Dataset rows for apps and sites:
::::::::::
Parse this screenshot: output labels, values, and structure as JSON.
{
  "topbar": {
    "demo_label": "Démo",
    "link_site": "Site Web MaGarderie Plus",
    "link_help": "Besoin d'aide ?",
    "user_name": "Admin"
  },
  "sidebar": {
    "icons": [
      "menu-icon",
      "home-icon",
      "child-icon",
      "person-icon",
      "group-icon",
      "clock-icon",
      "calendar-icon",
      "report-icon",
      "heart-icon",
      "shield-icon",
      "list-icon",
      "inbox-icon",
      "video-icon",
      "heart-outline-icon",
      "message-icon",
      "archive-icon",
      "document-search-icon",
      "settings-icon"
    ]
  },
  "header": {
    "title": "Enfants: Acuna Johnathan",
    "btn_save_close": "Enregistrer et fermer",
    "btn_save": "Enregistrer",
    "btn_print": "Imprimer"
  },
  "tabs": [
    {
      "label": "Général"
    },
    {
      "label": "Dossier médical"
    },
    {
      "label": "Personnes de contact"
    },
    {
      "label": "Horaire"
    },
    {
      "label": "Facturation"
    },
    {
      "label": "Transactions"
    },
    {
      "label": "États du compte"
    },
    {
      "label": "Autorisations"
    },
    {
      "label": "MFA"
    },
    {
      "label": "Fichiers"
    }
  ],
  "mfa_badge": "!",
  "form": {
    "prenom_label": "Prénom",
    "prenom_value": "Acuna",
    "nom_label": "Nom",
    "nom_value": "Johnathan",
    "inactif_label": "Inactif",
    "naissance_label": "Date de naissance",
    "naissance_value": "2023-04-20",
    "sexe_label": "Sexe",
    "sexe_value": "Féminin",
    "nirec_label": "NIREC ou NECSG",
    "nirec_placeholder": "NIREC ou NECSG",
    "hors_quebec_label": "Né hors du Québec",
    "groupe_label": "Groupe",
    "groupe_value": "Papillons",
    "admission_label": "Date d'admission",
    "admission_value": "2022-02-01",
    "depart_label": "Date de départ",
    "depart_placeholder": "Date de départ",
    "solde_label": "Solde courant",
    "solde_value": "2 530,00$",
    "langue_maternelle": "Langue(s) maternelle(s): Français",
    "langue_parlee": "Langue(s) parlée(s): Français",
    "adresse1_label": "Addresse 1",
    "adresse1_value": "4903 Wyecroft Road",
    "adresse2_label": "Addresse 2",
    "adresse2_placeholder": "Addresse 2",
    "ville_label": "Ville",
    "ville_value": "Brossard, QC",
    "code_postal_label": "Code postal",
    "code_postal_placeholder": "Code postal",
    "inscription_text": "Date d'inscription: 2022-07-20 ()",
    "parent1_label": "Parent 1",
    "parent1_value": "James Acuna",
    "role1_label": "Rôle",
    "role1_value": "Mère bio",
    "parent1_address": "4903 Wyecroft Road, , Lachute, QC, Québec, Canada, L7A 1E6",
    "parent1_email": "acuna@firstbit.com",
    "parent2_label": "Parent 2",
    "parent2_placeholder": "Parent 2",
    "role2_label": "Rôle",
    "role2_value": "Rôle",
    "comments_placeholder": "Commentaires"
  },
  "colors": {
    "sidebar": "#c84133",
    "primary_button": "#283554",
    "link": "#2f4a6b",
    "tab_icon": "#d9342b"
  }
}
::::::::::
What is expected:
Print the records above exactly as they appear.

Task output:
Parse this screenshot: output labels, values, and structure as JSON.
{
  "topbar": {
    "demo_label": "Démo",
    "link_site": "Site Web MaGarderie Plus",
    "link_help": "Besoin d'aide ?",
    "user_name": "Admin"
  },
  "sidebar": {
    "icons": [
      "menu-icon",
      "home-icon",
      "child-icon",
      "person-icon",
      "group-icon",
      "clock-icon",
      "calendar-icon",
      "report-icon",
      "heart-icon",
      "shield-icon",
      "list-icon",
      "inbox-icon",
      "video-icon",
      "heart-outline-icon",
      "message-icon",
      "archive-icon",
      "document-search-icon",
      "settings-icon"
    ]
  },
  "header": {
    "title": "Enfants: Acuna Johnathan",
    "btn_save_close": "Enregistrer et fermer",
    "btn_save": "Enregistrer",
    "btn_print": "Imprimer"
  },
  "tabs": [
    {
      "label": "Général"
    },
    {
      "label": "Dossier médical"
    },
    {
      "label": "Personnes de contact"
    },
    {
      "label": "Horaire"
    },
    {
      "label": "Facturation"
    },
    {
      "label": "Transactions"
    },
    {
      "label": "États du compte"
    },
    {
      "label": "Autorisations"
    },
    {
      "label": "MFA"
    },
    {
      "label": "Fichiers"
    }
  ],
  "mfa_badge": "!",
  "form": {
    "prenom_label": "Prénom",
    "prenom_value": "Acuna",
    "nom_label": "Nom",
    "nom_value": "Johnathan",
    "inactif_label": "Inactif",
    "naissance_label": "Date de naissance",
    "naissance_value": "2023-04-20",
    "sexe_label": "Sexe",
    "sexe_value": "Féminin",
    "nirec_label": "NIREC ou NECSG",
    "nirec_placeholder": "NIREC ou NECSG",
    "hors_quebec_label": "Né hors du Québec",
    "groupe_label": "Groupe",
    "groupe_value": "Papillons",
    "admission_label": "Date d'admission",
    "admission_value": "2022-02-01",
    "depart_label": "Date de départ",
    "depart_placeholder": "Date de départ",
    "solde_label": "Solde courant",
    "solde_value": "2 530,00$",
    "langue_maternelle": "Langue(s) maternelle(s): Français",
    "langue_parlee": "Langue(s) parlée(s): Français",
    "adresse1_label": "Addresse 1",
    "adresse1_value": "4903 Wyecroft Road",
    "adresse2_label": "Addresse 2",
    "adresse2_placeholder": "Addresse 2",
    "ville_label": "Ville",
    "ville_value": "Brossard, QC",
    "code_postal_label": "Code postal",
    "code_postal_placeholder": "Code postal",
    "inscription_text": "Date d'inscription: 2022-07-20 ()",
    "parent1_label": "Parent 1",
    "parent1_value": "James Acuna",
    "role1_label": "Rôle",
    "role1_value": "Mère bio",
    "parent1_address": "4903 Wyecroft Road, , Lachute, QC, Québec, Canada, L7A 1E6",
    "parent1_email": "acuna@firstbit.com",
    "parent2_label": "Parent 2",
    "parent2_placeholder": "Parent 2",
    "role2_label": "Rôle",
    "role2_value": "Rôle",
    "comments_placeholder": "Commentaires"
  },
  "colors": {
    "sidebar": "#c84133",
    "primary_button": "#283554",
    "link": "#2f4a6b",
    "tab_icon": "#d9342b"
  }
}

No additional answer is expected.